The installation brought together people from different backgrounds who might otherwise have never shared a 3×4 metres space before – not just through the physical space but also the hybrid digital room created. The digital interface, being alien to most, seemed to fascinate some while others seemed more apprehensive. But, as soon as someone from the other end of the connection waved or communicated a hug, initial hesitation gave way to fun and amusement. The element of ‘play’ in the installation, further heightened by the absence of sound with only a visual connection, aided the audience in confronting their own reactions, notions and even biases, in some cases.
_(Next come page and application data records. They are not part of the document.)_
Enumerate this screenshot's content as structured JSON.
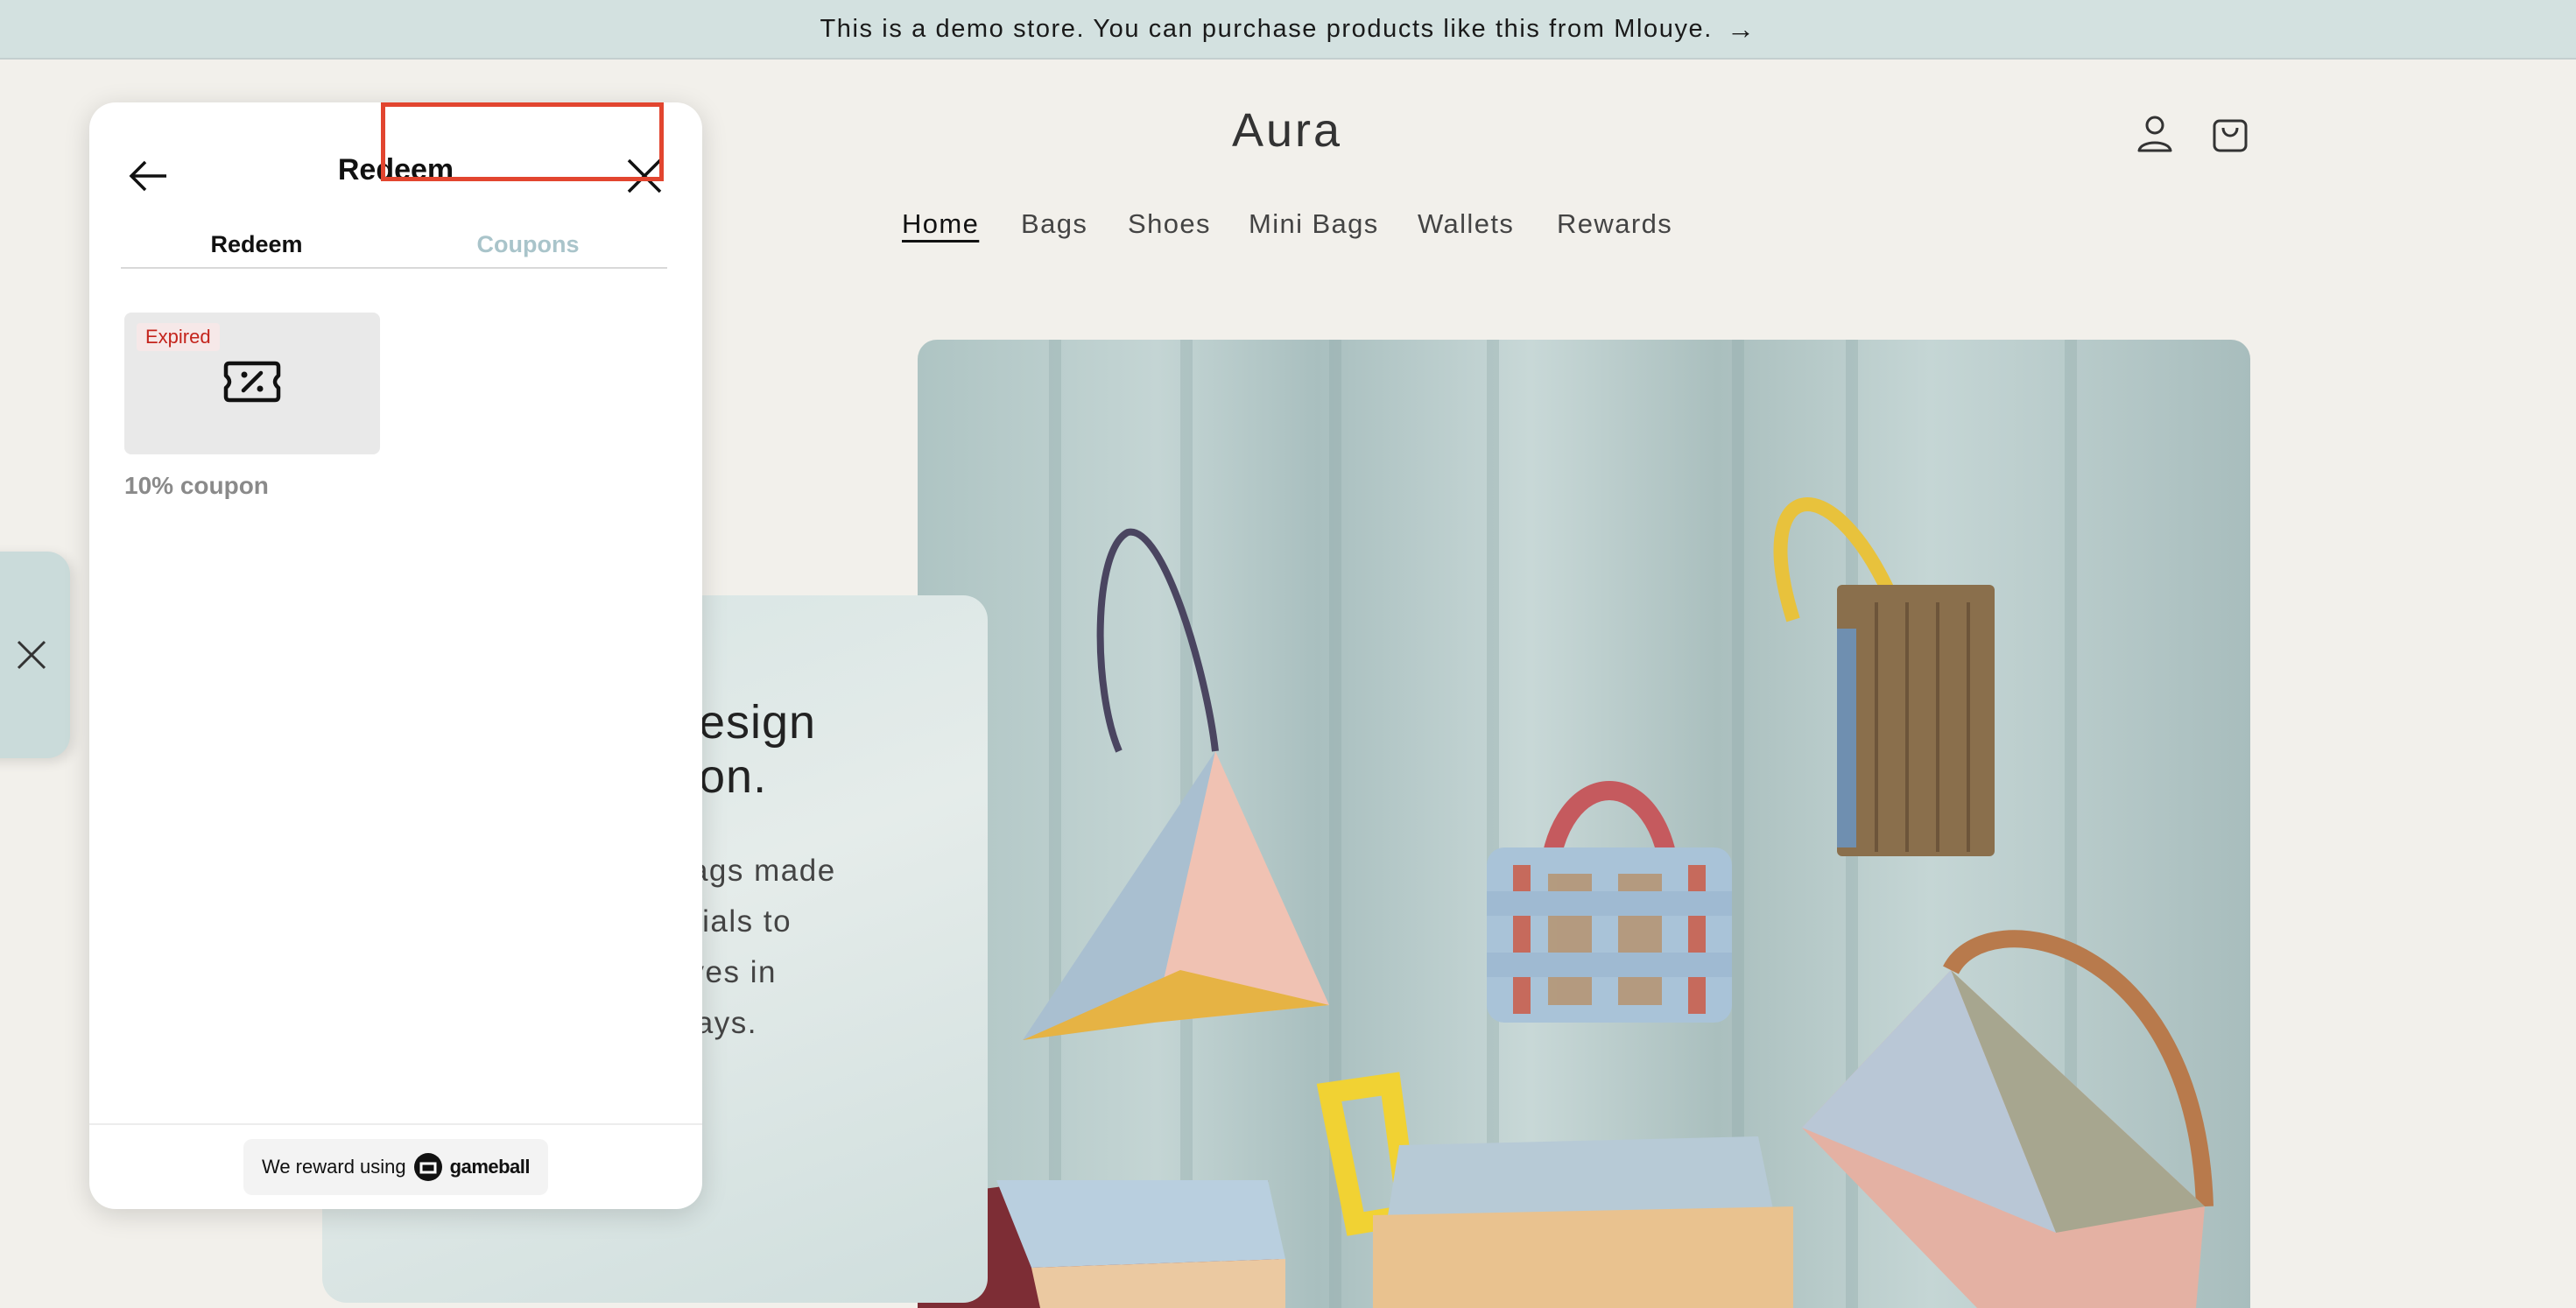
{
  "announcement": {
    "text": "This is a demo store. You can purchase products like this from Mlouye.",
    "arrow": "→"
  },
  "header": {
    "store_name": "Aura",
    "icons": [
      "account-icon",
      "cart-icon"
    ]
  },
  "nav": {
    "items": [
      {
        "label": "Home",
        "active": true
      },
      {
        "label": "Bags"
      },
      {
        "label": "Shoes"
      },
      {
        "label": "Mini Bags"
      },
      {
        "label": "Wallets"
      },
      {
        "label": "Rewards"
      }
    ]
  },
  "promo": {
    "heading": "esign\non.",
    "body": "bags made\nerials to\n lives in\n ways."
  },
  "widget": {
    "title": "Redeem",
    "tabs": [
      {
        "label": "Redeem",
        "active": false
      },
      {
        "label": "Coupons",
        "active": true
      }
    ],
    "coupons": [
      {
        "status": "Expired",
        "name": "10% coupon",
        "icon": "percent-ticket-icon"
      }
    ],
    "footer": {
      "prefix": "We reward using",
      "brand": "gameball"
    }
  },
  "colors": {
    "announcement_bg": "#d3e1e0",
    "page_bg": "#f2f0eb",
    "highlight": "#e2452f",
    "expired": "#c4241c",
    "tab_active": "#a9c4ca"
  }
}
The installation exposed many prejudices and the inherent inequalities in the city of Delhi. A strong case can be made of people’s reaction to the choice of venue in the city, which was different from a typical art gallery space in that it was based within a community and spilled out onto the street. The urban village, where the installation was located, lies at the confluence of, on one hand – low-income to middle-income residents, a large migrant population comprising students, labourers from rural areas, immigrants from other countries such as Nigeria and Afghanistan – and on the other, the affluent who frequent the high-end mall adjacent to the area. In many ways, this dichotomy is representative of the polarised ends of Indian cities today. Some asked us why we had decided to set up the installation in the village and not a ‘better’ place such as the mall next door. Even a local police officer questioned us on why we had set up the art project in that area. We would like to raise a question of our own – Who has the right to the city?